Healing Trauma & Building Healthy Attachments
Any event or situation may be considered traumatizing if it has a long lasting impact on our life and interferes with our ability to go to work/school, take care of our responsibilities, and maintain relationships with others. If left untreated, trauma can sometimes lead to clinical diagnoses such as post-traumatic stress disorder (PTSD), borderline personality disorder (BPD), anxiety and depression.
Relational trauma often occurs when we have inconsistent and/or insecure attachment relationships in our lives. This may include adverse relational experiences in childhood or adulthood, such as physical, emotional, mental or sexual abuse, neglect, abandonment, infidelity, gas lighting, ghosting, and family breakdown.
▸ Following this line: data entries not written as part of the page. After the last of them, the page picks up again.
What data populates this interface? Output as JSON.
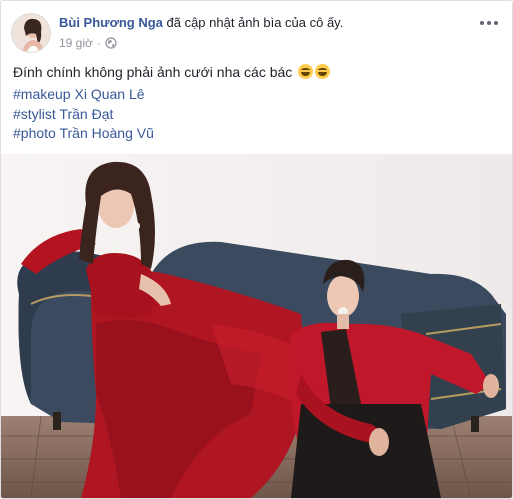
{
  "post": {
    "author": "Bùi Phương Nga",
    "action_text": "đã cập nhật ảnh bìa của cô ấy.",
    "timestamp": "19 giờ",
    "privacy_icon": "globe-icon",
    "more_icon": "more-dots-icon",
    "message": "Đính chính không phải ảnh cưới nha các bác",
    "emojis": [
      "laughing-emoji",
      "laughing-emoji"
    ],
    "hashtags": [
      "#makeup Xi Quan Lê",
      "#stylist Trần Đạt",
      "#photo Trần Hoàng Vũ"
    ]
  },
  "colors": {
    "link": "#385898",
    "text": "#1d2129",
    "muted": "#90949c",
    "sofa": "#3a4a5d",
    "dress": "#b3141f",
    "suit": "#c0172a"
  }
}
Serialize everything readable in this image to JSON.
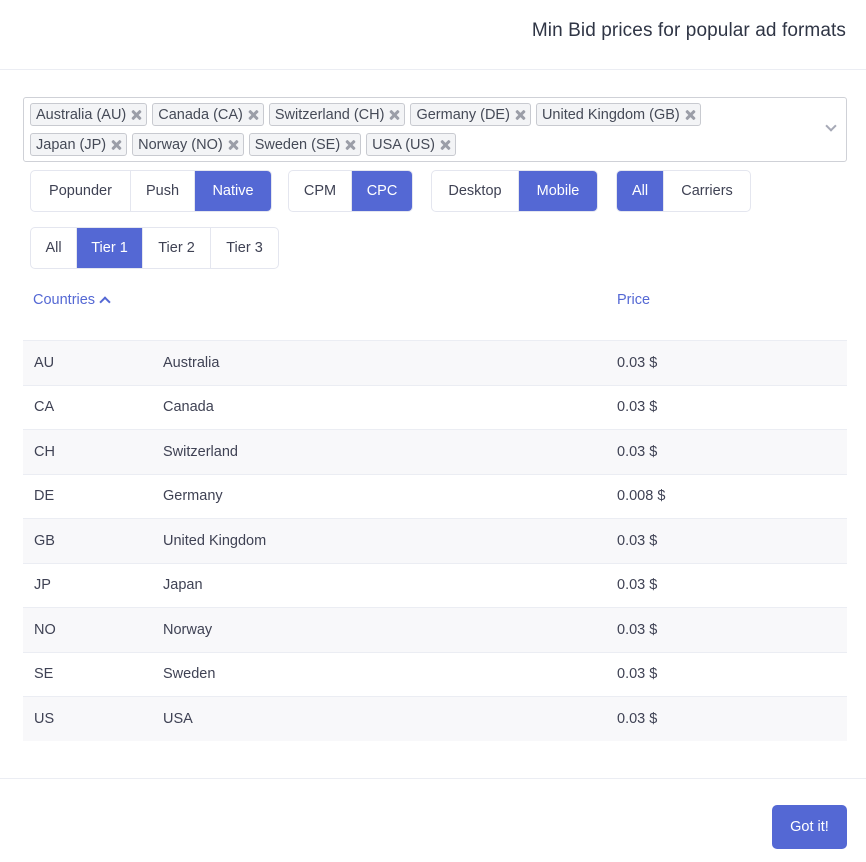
{
  "header": {
    "title": "Min Bid prices for popular ad formats"
  },
  "country_select": {
    "selected": [
      [
        "Australia (AU)",
        "Canada (CA)",
        "Switzerland (CH)",
        "Germany (DE)",
        "United Kingdom (GB)"
      ],
      [
        "Japan (JP)",
        "Norway (NO)",
        "Sweden (SE)",
        "USA (US)"
      ]
    ],
    "remove_icon": "close-x-icon",
    "dropdown_icon": "chevron-down-icon"
  },
  "filters": {
    "ad_format": {
      "options": [
        "Popunder",
        "Push",
        "Native"
      ],
      "active": "Native"
    },
    "pricing_model": {
      "options": [
        "CPM",
        "CPC"
      ],
      "active": "CPC"
    },
    "device": {
      "options": [
        "Desktop",
        "Mobile"
      ],
      "active": "Mobile"
    },
    "connection": {
      "options": [
        "All",
        "Carriers"
      ],
      "active": "All"
    },
    "tier": {
      "options": [
        "All",
        "Tier 1",
        "Tier 2",
        "Tier 3"
      ],
      "active": "Tier 1"
    }
  },
  "table": {
    "columns": {
      "countries": "Countries",
      "price": "Price"
    },
    "sort": {
      "column": "countries",
      "direction": "ascending",
      "icon": "chevron-up-icon"
    },
    "rows": [
      {
        "code": "AU",
        "name": "Australia",
        "price": "0.03 $"
      },
      {
        "code": "CA",
        "name": "Canada",
        "price": "0.03 $"
      },
      {
        "code": "CH",
        "name": "Switzerland",
        "price": "0.03 $"
      },
      {
        "code": "DE",
        "name": "Germany",
        "price": "0.008 $"
      },
      {
        "code": "GB",
        "name": "United Kingdom",
        "price": "0.03 $"
      },
      {
        "code": "JP",
        "name": "Japan",
        "price": "0.03 $"
      },
      {
        "code": "NO",
        "name": "Norway",
        "price": "0.03 $"
      },
      {
        "code": "SE",
        "name": "Sweden",
        "price": "0.03 $"
      },
      {
        "code": "US",
        "name": "USA",
        "price": "0.03 $"
      }
    ]
  },
  "footer": {
    "confirm_label": "Got it!"
  },
  "colors": {
    "accent": "#5468d4",
    "text": "#3f4254",
    "row_stripe": "#f8f8fa",
    "border": "#e4e6ef"
  }
}
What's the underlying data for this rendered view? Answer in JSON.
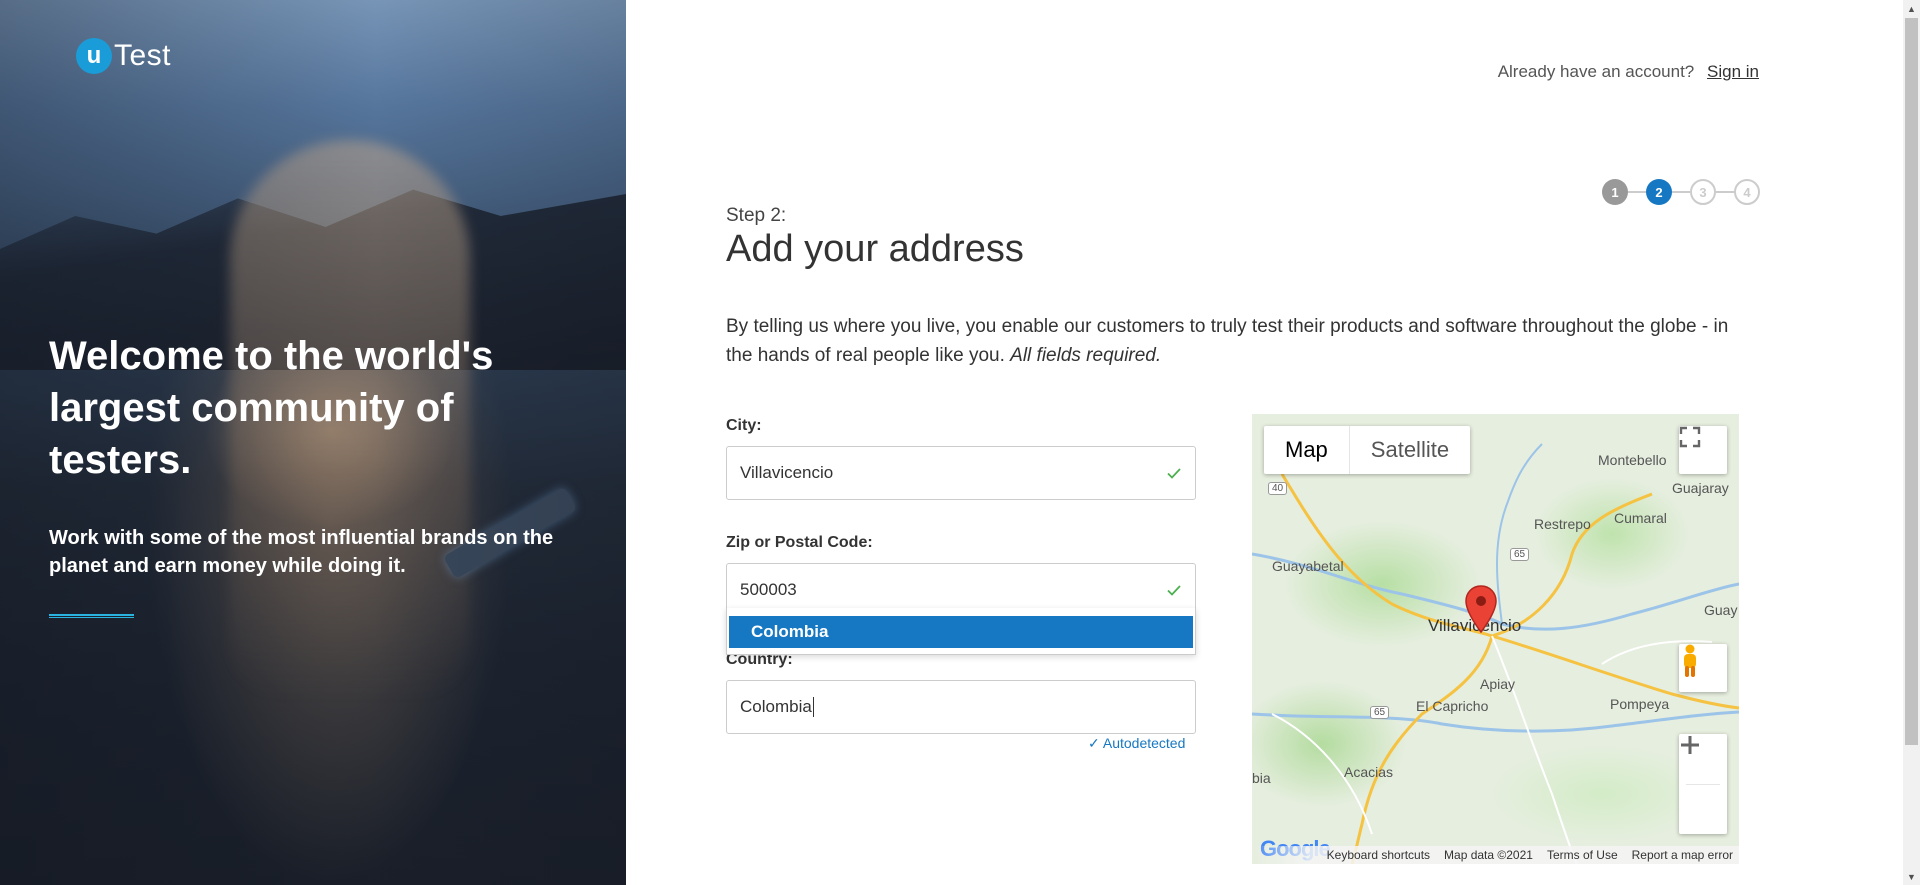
{
  "brand": {
    "logo_mark": "u",
    "logo_text": "Test"
  },
  "hero": {
    "title": "Welcome to the world's largest community of testers.",
    "subtitle": "Work with some of the most influential brands on the planet and earn money while doing it."
  },
  "header": {
    "already_text": "Already have an account?",
    "signin_label": "Sign in"
  },
  "stepper": {
    "steps": [
      "1",
      "2",
      "3",
      "4"
    ],
    "current": 2
  },
  "page": {
    "step_label": "Step 2:",
    "title": "Add your address",
    "intro": "By telling us where you live, you enable our customers to truly test their products and software throughout the globe - in the hands of real people like you.",
    "intro_emphasis": "All fields required."
  },
  "form": {
    "city": {
      "label": "City:",
      "value": "Villavicencio"
    },
    "zip": {
      "label": "Zip or Postal Code:",
      "value": "500003"
    },
    "country": {
      "label": "Country:",
      "value": "Colombia",
      "autodetected": "Autodetected"
    },
    "suggestions": [
      "Colombia"
    ]
  },
  "map": {
    "type_map": "Map",
    "type_satellite": "Satellite",
    "city": "Villavicencio",
    "places": [
      "Montebello",
      "Guajaray",
      "Restrepo",
      "Cumaral",
      "Guayabetal",
      "Apiay",
      "Pompeya",
      "El Capricho",
      "Acacias",
      "Guay",
      "bia"
    ],
    "routes": [
      "40",
      "65",
      "65"
    ],
    "footer": [
      "Keyboard shortcuts",
      "Map data ©2021",
      "Terms of Use",
      "Report a map error"
    ],
    "google": "Google"
  },
  "colors": {
    "accent": "#1678c2",
    "success": "#4caf50",
    "brand": "#1a9cd8"
  }
}
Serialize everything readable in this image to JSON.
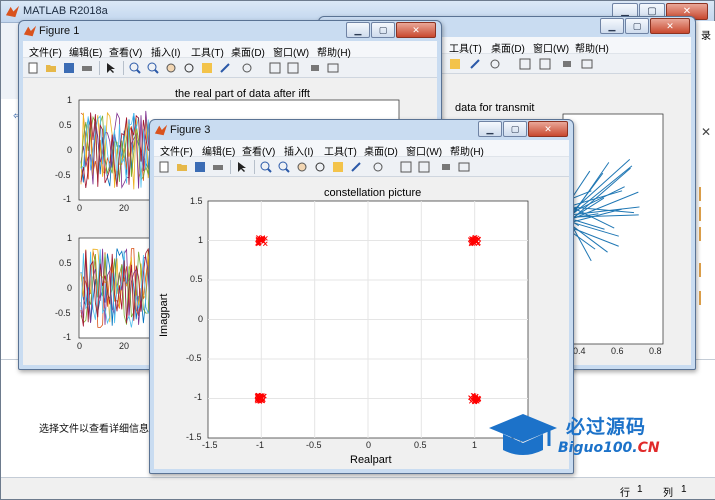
{
  "main_window": {
    "title": "MATLAB R2018a",
    "partial_label_right": "录",
    "details_text": "选择文件以查看详细信息",
    "left_fragment": "详",
    "status": {
      "row_label": "行",
      "row_value": "1",
      "col_label": "列",
      "col_value": "1"
    }
  },
  "menus": [
    "文件(F)",
    "编辑(E)",
    "查看(V)",
    "插入(I)",
    "工具(T)",
    "桌面(D)",
    "窗口(W)",
    "帮助(H)"
  ],
  "figure1": {
    "title": "Figure 1",
    "subplot_top": {
      "title": "the real part of data after ifft",
      "yticks": [
        "1",
        "0.5",
        "0",
        "-0.5",
        "-1"
      ],
      "xticks": [
        "0",
        "20"
      ]
    },
    "subplot_bottom": {
      "yticks": [
        "1",
        "0.5",
        "0",
        "-0.5",
        "-1"
      ],
      "xticks": [
        "0",
        "20"
      ]
    }
  },
  "figure2": {
    "title": "data for transmit",
    "xticks": [
      "0.4",
      "0.6",
      "0.8"
    ]
  },
  "figure3": {
    "title": "Figure 3",
    "plot_title": "constellation picture",
    "xlabel": "Realpart",
    "ylabel": "Imagpart",
    "xticks": [
      "-1.5",
      "-1",
      "-0.5",
      "0",
      "0.5",
      "1",
      "1.5"
    ],
    "yticks": [
      "1.5",
      "1",
      "0.5",
      "0",
      "-0.5",
      "-1",
      "-1.5"
    ]
  },
  "chart_data": [
    {
      "type": "scatter",
      "title": "constellation picture",
      "xlabel": "Realpart",
      "ylabel": "Imagpart",
      "xlim": [
        -1.5,
        1.5
      ],
      "ylim": [
        -1.5,
        1.5
      ],
      "grid": true,
      "marker_color": "#ff0000",
      "series": [
        {
          "x": [
            -1,
            1,
            -1,
            1
          ],
          "y": [
            1,
            1,
            -1,
            -1
          ]
        }
      ]
    }
  ],
  "watermark": {
    "cn": "必过源码",
    "en": "Biguo100.",
    "en_suffix": "CN"
  },
  "colors": {
    "aero_title": "#c9dcf1",
    "marker": "#ff0000",
    "line_blue": "#1f77b4",
    "watermark": "#1c72c9"
  }
}
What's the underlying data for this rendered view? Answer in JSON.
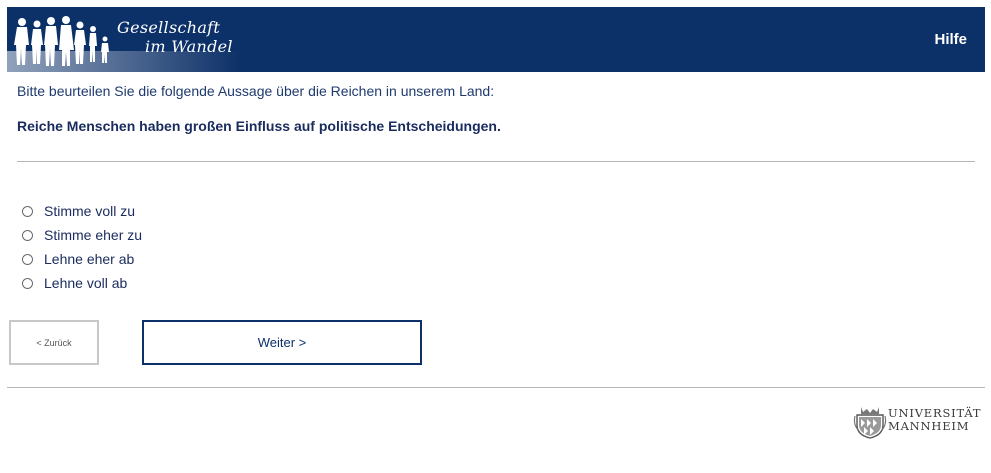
{
  "header": {
    "logo_line1": "Gesellschaft",
    "logo_line2": "im Wandel",
    "help_label": "Hilfe",
    "color": "#0c3068"
  },
  "survey": {
    "intro": "Bitte beurteilen Sie die folgende Aussage über die Reichen in unserem Land:",
    "question": "Reiche Menschen haben großen Einfluss auf politische Entscheidungen.",
    "options": [
      "Stimme voll zu",
      "Stimme eher zu",
      "Lehne eher ab",
      "Lehne voll ab"
    ]
  },
  "nav": {
    "back_label": "< Zurück",
    "next_label": "Weiter >"
  },
  "footer": {
    "uni_line1": "UNIVERSITÄT",
    "uni_line2": "MANNHEIM"
  }
}
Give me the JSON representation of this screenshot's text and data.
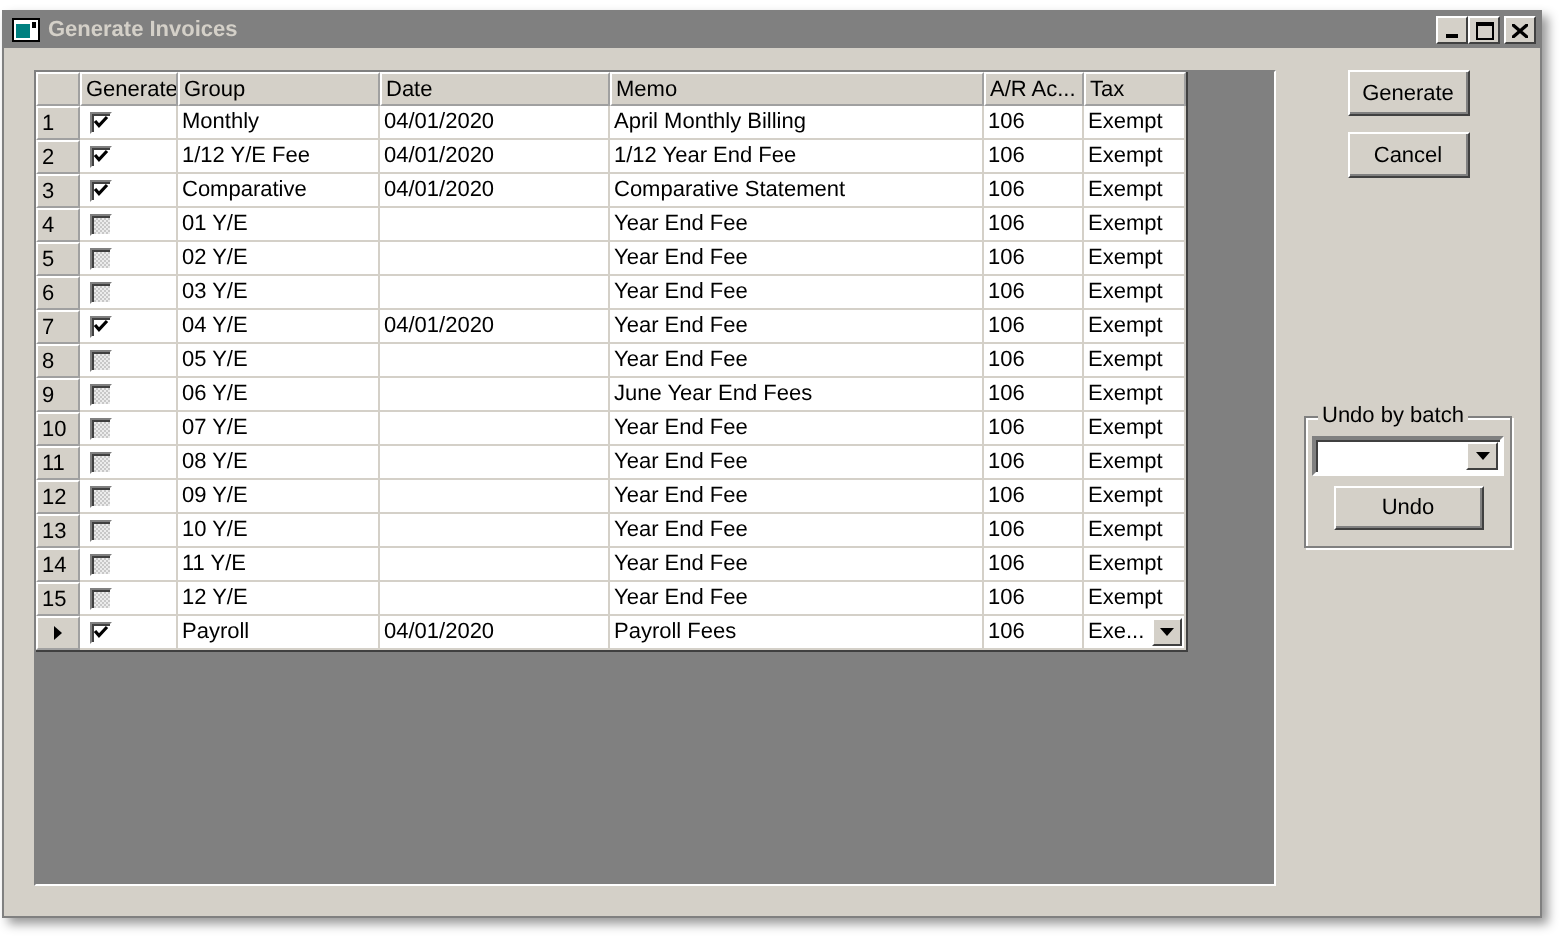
{
  "window": {
    "title": "Generate Invoices"
  },
  "table": {
    "columns": [
      "Generate",
      "Group",
      "Date",
      "Memo",
      "A/R Ac...",
      "Tax"
    ],
    "rows": [
      {
        "number": "1",
        "checked": true,
        "group": "Monthly",
        "date": "04/01/2020",
        "memo": "April Monthly Billing",
        "ar_account": "106",
        "tax": "Exempt",
        "selected": false
      },
      {
        "number": "2",
        "checked": true,
        "group": "1/12 Y/E Fee",
        "date": "04/01/2020",
        "memo": "1/12 Year End Fee",
        "ar_account": "106",
        "tax": "Exempt",
        "selected": false
      },
      {
        "number": "3",
        "checked": true,
        "group": "Comparative",
        "date": "04/01/2020",
        "memo": "Comparative Statement",
        "ar_account": "106",
        "tax": "Exempt",
        "selected": false
      },
      {
        "number": "4",
        "checked": false,
        "group": "01 Y/E",
        "memo": "Year End Fee",
        "ar_account": "106",
        "tax": "Exempt",
        "selected": false
      },
      {
        "number": "5",
        "checked": false,
        "group": "02 Y/E",
        "memo": "Year End Fee",
        "ar_account": "106",
        "tax": "Exempt",
        "selected": false
      },
      {
        "number": "6",
        "checked": false,
        "group": "03 Y/E",
        "memo": "Year End Fee",
        "ar_account": "106",
        "tax": "Exempt",
        "selected": false
      },
      {
        "number": "7",
        "checked": true,
        "group": "04 Y/E",
        "date": "04/01/2020",
        "memo": "Year End Fee",
        "ar_account": "106",
        "tax": "Exempt",
        "selected": false
      },
      {
        "number": "8",
        "checked": false,
        "group": "05 Y/E",
        "memo": "Year End Fee",
        "ar_account": "106",
        "tax": "Exempt",
        "selected": false
      },
      {
        "number": "9",
        "checked": false,
        "group": "06 Y/E",
        "memo": "June Year End Fees",
        "ar_account": "106",
        "tax": "Exempt",
        "selected": false
      },
      {
        "number": "10",
        "checked": false,
        "group": "07 Y/E",
        "memo": "Year End Fee",
        "ar_account": "106",
        "tax": "Exempt",
        "selected": false
      },
      {
        "number": "11",
        "checked": false,
        "group": "08 Y/E",
        "memo": "Year End Fee",
        "ar_account": "106",
        "tax": "Exempt",
        "selected": false
      },
      {
        "number": "12",
        "checked": false,
        "group": "09 Y/E",
        "memo": "Year End Fee",
        "ar_account": "106",
        "tax": "Exempt",
        "selected": false
      },
      {
        "number": "13",
        "checked": false,
        "group": "10 Y/E",
        "memo": "Year End Fee",
        "ar_account": "106",
        "tax": "Exempt",
        "selected": false
      },
      {
        "number": "14",
        "checked": false,
        "group": "11 Y/E",
        "memo": "Year End Fee",
        "ar_account": "106",
        "tax": "Exempt",
        "selected": false
      },
      {
        "number": "15",
        "checked": false,
        "group": "12 Y/E",
        "memo": "Year End Fee",
        "ar_account": "106",
        "tax": "Exempt",
        "selected": false
      },
      {
        "checked": true,
        "group": "Payroll",
        "date": "04/01/2020",
        "memo": "Payroll Fees",
        "ar_account": "106",
        "tax": "Exe...",
        "selected": true
      }
    ]
  },
  "buttons": [
    "Generate",
    "Cancel"
  ],
  "undo_group": {
    "title": "Undo by batch",
    "button": "Undo"
  }
}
It may involve a childhood where parents were overly critical, abused drugs and/or alcohol, or relied heavily on children to adopt adult roles before they were developmentally ready to do so. Relational trauma often occurs when we grow up in loving families where our parents are working hard to provide for children’s basic needs, but are not as physically present or emotionally available as they wish they could be.
You may have experienced relational trauma if you:
- have difficulty trusting others and sustaining relationships
- go to great lengths to please others and have difficulty tolerating when others are upset
- avoid confrontation because it gives you anxiety
- have a hard time recognizing your strengths, value and self-worth
- create barriers between yourself and others with the purpose of protecting yourself, but these barriers also tend to push others away
- frequently do kind things for others in hopes that they will like you, even if they don’t reciprocate or are mean to you in return
- put up with unkind, narcissistic, mean and abusive behaviour from others because you recognize that they are good people underneath and you want to be able to help them
- tend to have love/hate relationships with others characterized by extreme highs and extreme lows
- may feel moody and irritable
- may experience a heightened sensitivity to what’s happening around you
When we experience trauma, and particularly when we experience trauma in childhood, it impacts our views about ourselves and the world. As children, we develop our understanding of ourselves and our world based on our experiences. If we grow up in a loving, caring responsive home, then we learn that we are valued, loved, and the world is a safe place. If we grow up in an environment that in inconsistent, neglectful or abusive, we learn that we’re not important, that no one is looking out for us, that we need to please others in order get them to meet our basic needs, and that the world is an unsafe place and we need to protect ourselves. These are only a few examples about how these experiences can impact our self-image and world view.
When healing from trauma, part of the work includes taking a look at what happened and what you may have learned about yourself, others, and/or the world from that experience. It can be helpful to attune to where these feelings and memories reside in your body and explore what they’re trying to teach you. Often we develop strategies to help us cope with the trauma we face. Although these coping strategies may have worked in the past, sometimes they can cause long term relationship problems if we use the same strategies in all situations and don’t learn to trust people who are trustworthy. Trauma healing involves exploring your values, new ways of understanding yourself and the world, how to develop healthy boundaries with others, and new coping strategies that you can use to protect yourself while also repairing and building positive relationships with others.
Healing may not be so much about getting better, as about letting go of everything that isn’t you – all of the expectations, all of the beliefs – and becoming who you are.Rachel Naomi Remen